Work item: Please repeat the listing exactly, with every line intact.

Excerpted data:

=====

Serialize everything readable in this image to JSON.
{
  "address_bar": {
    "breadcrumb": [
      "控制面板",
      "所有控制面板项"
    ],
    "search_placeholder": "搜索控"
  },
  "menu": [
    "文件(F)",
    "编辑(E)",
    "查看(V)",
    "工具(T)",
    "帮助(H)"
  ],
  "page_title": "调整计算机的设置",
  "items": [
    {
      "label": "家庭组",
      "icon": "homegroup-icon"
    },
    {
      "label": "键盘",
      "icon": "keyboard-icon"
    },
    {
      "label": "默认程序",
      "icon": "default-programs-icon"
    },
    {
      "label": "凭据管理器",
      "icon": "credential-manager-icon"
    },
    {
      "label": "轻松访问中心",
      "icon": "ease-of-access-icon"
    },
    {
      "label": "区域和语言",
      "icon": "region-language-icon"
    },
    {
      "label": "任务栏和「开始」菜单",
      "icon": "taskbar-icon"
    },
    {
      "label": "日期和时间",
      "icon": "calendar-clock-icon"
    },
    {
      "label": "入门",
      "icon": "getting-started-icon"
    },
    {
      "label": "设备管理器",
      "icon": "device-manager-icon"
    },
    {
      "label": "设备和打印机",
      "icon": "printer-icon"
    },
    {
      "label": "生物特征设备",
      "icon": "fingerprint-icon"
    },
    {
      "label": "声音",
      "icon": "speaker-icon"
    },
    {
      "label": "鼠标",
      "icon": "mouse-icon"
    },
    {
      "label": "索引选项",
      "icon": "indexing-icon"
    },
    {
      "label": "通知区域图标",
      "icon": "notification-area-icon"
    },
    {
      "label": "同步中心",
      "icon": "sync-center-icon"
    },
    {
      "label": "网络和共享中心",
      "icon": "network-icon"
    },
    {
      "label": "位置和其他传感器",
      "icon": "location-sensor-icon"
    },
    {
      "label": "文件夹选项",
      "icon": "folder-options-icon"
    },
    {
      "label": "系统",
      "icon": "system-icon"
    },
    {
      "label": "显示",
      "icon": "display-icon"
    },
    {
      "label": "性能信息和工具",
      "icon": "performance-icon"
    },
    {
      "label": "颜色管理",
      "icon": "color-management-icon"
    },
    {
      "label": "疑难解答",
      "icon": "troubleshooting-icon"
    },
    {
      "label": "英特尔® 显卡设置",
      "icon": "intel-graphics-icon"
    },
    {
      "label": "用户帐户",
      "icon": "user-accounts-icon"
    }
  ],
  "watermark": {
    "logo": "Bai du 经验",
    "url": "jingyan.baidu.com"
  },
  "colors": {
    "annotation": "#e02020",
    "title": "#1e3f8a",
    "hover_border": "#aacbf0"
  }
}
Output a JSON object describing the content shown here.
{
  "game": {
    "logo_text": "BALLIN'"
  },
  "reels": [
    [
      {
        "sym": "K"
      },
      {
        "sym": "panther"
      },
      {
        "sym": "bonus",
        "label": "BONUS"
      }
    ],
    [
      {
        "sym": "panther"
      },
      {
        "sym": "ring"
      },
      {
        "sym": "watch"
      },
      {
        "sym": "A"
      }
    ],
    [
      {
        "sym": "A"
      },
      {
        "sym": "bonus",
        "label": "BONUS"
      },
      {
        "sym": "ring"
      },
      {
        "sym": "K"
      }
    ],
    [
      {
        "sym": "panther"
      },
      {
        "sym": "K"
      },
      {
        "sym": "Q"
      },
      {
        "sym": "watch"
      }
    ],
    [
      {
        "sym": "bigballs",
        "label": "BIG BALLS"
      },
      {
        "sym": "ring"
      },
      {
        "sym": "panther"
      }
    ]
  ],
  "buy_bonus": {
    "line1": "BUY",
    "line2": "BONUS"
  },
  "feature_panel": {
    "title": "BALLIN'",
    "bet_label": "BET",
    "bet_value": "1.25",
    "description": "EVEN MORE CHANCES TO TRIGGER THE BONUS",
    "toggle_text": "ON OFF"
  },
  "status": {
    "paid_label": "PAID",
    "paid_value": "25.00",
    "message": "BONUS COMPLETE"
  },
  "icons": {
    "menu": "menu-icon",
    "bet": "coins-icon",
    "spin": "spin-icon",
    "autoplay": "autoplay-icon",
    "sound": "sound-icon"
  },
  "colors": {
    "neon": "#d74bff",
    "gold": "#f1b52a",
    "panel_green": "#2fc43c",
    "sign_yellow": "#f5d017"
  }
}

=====

Exercise response:
Serialize everything readable in this image to JSON.
{
  "address_bar": {
    "breadcrumb": [
      "控制面板",
      "所有控制面板项"
    ],
    "search_placeholder": "搜索控"
  },
  "menu": [
    "文件(F)",
    "编辑(E)",
    "查看(V)",
    "工具(T)",
    "帮助(H)"
  ],
  "page_title": "调整计算机的设置",
  "items": [
    {
      "label": "家庭组",
      "icon": "homegroup-icon"
    },
    {
      "label": "键盘",
      "icon": "keyboard-icon"
    },
    {
      "label": "默认程序",
      "icon": "default-programs-icon"
    },
    {
      "label": "凭据管理器",
      "icon": "credential-manager-icon"
    },
    {
      "label": "轻松访问中心",
      "icon": "ease-of-access-icon"
    },
    {
      "label": "区域和语言",
      "icon": "region-language-icon"
    },
    {
      "label": "任务栏和「开始」菜单",
      "icon": "taskbar-icon"
    },
    {
      "label": "日期和时间",
      "icon": "calendar-clock-icon"
    },
    {
      "label": "入门",
      "icon": "getting-started-icon"
    },
    {
      "label": "设备管理器",
      "icon": "device-manager-icon"
    },
    {
      "label": "设备和打印机",
      "icon": "printer-icon"
    },
    {
      "label": "生物特征设备",
      "icon": "fingerprint-icon"
    },
    {
      "label": "声音",
      "icon": "speaker-icon"
    },
    {
      "label": "鼠标",
      "icon": "mouse-icon"
    },
    {
      "label": "索引选项",
      "icon": "indexing-icon"
    },
    {
      "label": "通知区域图标",
      "icon": "notification-area-icon"
    },
    {
      "label": "同步中心",
      "icon": "sync-center-icon"
    },
    {
      "label": "网络和共享中心",
      "icon": "network-icon"
    },
    {
      "label": "位置和其他传感器",
      "icon": "location-sensor-icon"
    },
    {
      "label": "文件夹选项",
      "icon": "folder-options-icon"
    },
    {
      "label": "系统",
      "icon": "system-icon"
    },
    {
      "label": "显示",
      "icon": "display-icon"
    },
    {
      "label": "性能信息和工具",
      "icon": "performance-icon"
    },
    {
      "label": "颜色管理",
      "icon": "color-management-icon"
    },
    {
      "label": "疑难解答",
      "icon": "troubleshooting-icon"
    },
    {
      "label": "英特尔® 显卡设置",
      "icon": "intel-graphics-icon"
    },
    {
      "label": "用户帐户",
      "icon": "user-accounts-icon"
    }
  ],
  "watermark": {
    "logo": "Bai du 经验",
    "url": "jingyan.baidu.com"
  },
  "colors": {
    "annotation": "#e02020",
    "title": "#1e3f8a",
    "hover_border": "#aacbf0"
  }
}
Output a JSON object describing the content shown here.
{
  "game": {
    "logo_text": "BALLIN'"
  },
  "reels": [
    [
      {
        "sym": "K"
      },
      {
        "sym": "panther"
      },
      {
        "sym": "bonus",
        "label": "BONUS"
      }
    ],
    [
      {
        "sym": "panther"
      },
      {
        "sym": "ring"
      },
      {
        "sym": "watch"
      },
      {
        "sym": "A"
      }
    ],
    [
      {
        "sym": "A"
      },
      {
        "sym": "bonus",
        "label": "BONUS"
      },
      {
        "sym": "ring"
      },
      {
        "sym": "K"
      }
    ],
    [
      {
        "sym": "panther"
      },
      {
        "sym": "K"
      },
      {
        "sym": "Q"
      },
      {
        "sym": "watch"
      }
    ],
    [
      {
        "sym": "bigballs",
        "label": "BIG BALLS"
      },
      {
        "sym": "ring"
      },
      {
        "sym": "panther"
      }
    ]
  ],
  "buy_bonus": {
    "line1": "BUY",
    "line2": "BONUS"
  },
  "feature_panel": {
    "title": "BALLIN'",
    "bet_label": "BET",
    "bet_value": "1.25",
    "description": "EVEN MORE CHANCES TO TRIGGER THE BONUS",
    "toggle_text": "ON OFF"
  },
  "status": {
    "paid_label": "PAID",
    "paid_value": "25.00",
    "message": "BONUS COMPLETE"
  },
  "icons": {
    "menu": "menu-icon",
    "bet": "coins-icon",
    "spin": "spin-icon",
    "autoplay": "autoplay-icon",
    "sound": "sound-icon"
  },
  "colors": {
    "neon": "#d74bff",
    "gold": "#f1b52a",
    "panel_green": "#2fc43c",
    "sign_yellow": "#f5d017"
  }
}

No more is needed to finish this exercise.